He’s working with a writer on a screenplay about his entanglement with Burton and Taylor: “A producer is interested, despite the recent BBC4 version with Helena Bonham Carter. I thought that might kill us but it hasn’t.”
The joy of An Adventure in Space and Time
Waris has been hugely looking forward to Mark Gatiss’s BBC2 drama about the early days of Doctor Who, in which he appears as a major character – and at a private screening in early October, he finally managed to see it. He sounds bowled over and says that David Bradley is particularly outstanding as William Hartnell.
[Bradley and Waris together at the BFI in 2013]
He has the highest praise for Gatiss and for his moving script and also credits his meticulous research. Waris gladly assisted in the early stages. “Mark and I worked closely on how I would be played, on how he’d create my character. I wasn’t trying to put a spoke in Mark’s creative wheels but I said, ‘I don’t want you to overplay certain elements. If you’re going to imply anything, make it subtle.’ And I think he’s graded it very well.”
He gave Gatiss guidance on how the four-camera recording studio at Lime Grove operated and wanted to convey his anxieties at the time in dealing with the scripts. He also gave a few notes on Verity Lambert’s character. In an early draft, Waris noticed that she was living in Bayswater and travelled to work by bus. “Far from living in a basement flat in Bayswater, Verity had a very nice mews house off Eaton Square. She was very comfortably off. She’d been to Roedean. And she didn’t ever go on a bus unless something tragic happened to her car. She drove a very smart car. She always did. She was impeccably groomed.”

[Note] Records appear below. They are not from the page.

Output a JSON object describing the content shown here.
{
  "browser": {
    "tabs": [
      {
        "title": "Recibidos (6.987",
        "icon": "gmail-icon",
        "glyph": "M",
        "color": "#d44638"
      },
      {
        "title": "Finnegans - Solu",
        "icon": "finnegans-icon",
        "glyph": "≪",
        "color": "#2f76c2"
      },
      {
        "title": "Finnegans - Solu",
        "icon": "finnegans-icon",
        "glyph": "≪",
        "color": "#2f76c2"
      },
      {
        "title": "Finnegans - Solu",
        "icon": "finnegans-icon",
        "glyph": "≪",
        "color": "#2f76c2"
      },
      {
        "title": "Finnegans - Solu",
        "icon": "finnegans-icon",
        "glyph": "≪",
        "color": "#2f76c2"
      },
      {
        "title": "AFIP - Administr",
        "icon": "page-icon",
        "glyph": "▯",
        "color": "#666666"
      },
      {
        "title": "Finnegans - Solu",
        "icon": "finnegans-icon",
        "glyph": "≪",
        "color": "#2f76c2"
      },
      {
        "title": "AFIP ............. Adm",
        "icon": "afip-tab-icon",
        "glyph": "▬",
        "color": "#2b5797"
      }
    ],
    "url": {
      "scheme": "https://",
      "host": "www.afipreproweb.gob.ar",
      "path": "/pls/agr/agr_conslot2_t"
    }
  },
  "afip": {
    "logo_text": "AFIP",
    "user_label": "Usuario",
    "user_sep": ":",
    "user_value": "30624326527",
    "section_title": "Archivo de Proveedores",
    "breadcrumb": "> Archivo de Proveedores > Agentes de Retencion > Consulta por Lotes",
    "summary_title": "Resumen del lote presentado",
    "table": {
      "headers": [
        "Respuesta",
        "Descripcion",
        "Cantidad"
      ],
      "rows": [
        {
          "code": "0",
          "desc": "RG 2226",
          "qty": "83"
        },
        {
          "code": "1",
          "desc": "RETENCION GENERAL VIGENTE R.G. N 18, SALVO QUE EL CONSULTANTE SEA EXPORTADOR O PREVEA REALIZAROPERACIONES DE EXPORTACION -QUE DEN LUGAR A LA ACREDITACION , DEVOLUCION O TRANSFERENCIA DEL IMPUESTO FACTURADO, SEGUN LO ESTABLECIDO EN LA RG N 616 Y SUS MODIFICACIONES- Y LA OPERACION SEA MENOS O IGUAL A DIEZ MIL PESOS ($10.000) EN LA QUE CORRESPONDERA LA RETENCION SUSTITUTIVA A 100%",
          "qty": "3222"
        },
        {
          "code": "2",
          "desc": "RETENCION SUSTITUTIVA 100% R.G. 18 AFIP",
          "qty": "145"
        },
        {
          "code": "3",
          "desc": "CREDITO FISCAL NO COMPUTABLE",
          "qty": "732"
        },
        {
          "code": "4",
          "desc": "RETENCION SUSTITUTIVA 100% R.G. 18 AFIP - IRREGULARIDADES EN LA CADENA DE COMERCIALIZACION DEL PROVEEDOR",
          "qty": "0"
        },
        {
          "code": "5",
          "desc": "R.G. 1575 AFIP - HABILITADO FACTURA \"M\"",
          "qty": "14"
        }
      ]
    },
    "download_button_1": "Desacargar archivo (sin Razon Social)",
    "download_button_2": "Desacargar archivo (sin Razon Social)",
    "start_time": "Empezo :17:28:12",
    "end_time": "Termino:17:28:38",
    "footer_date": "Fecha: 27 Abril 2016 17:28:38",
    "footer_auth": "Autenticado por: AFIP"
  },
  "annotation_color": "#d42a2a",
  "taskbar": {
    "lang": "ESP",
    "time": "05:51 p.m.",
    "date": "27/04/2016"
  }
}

And what of the casting of former History Boy Sacha Dhawan (above)? “I’m very happy that he’s playing me. He comes from Manchester and I’d told him categorically that no way could a Mancunian accent invade this character, and I have to say he studied it very well. I also said to him, ‘Please do not play gay. I do not want limp wrists and hip swinging,’ because that is one thing I would not have been and could not have afforded to be. Sacha has done me a lot of justice.”
Back in January, Waris attended the script read-though and found it fascinating. “I sat at the back. I didn’t want to be part of the table-reading. I just wanted to hear the words read. And we had to introduce ourselves. Finally it came round to me and the moment I mentioned my name, they all applauded. I have to say it was very touching.”
He also attended the first day of the shoot (3 February) at BBC Television Centre, and found it “odd more than moving. It’s like having not quite a dream… Listen, how many times in one’s life is one going to be portrayed on screen?” He’s one of the few survivors from those days and thinks that Jessica Raine has beautifully captured Verity Lambert, who died in 2007. “I miss her terribly for all sorts of reasons. She was such an extraordinary person.”
He says that usually he laments the fact that “in this business there’s no sense of tradition or knowledge of what’s happened in the past”. But An Adventure in Space and Time will redress the balance. “Ironically my career has now come full circle with Doctor Who. I’m back to where I started, and with the irony of being portrayed on film by an actor. It feels odd, surreal, in a way thrilling.”
For Waris, it atones for his sense of being overlooked. “That film will now exist well into the future, well past my time. Suddenly I’ve been brought back to life. I feel like they’re going to say, ‘Oh my God, was that you?’ And I think, ‘Yeah, I’ve been sleepwalking all this time.’ ”
[Read part one of the interview here]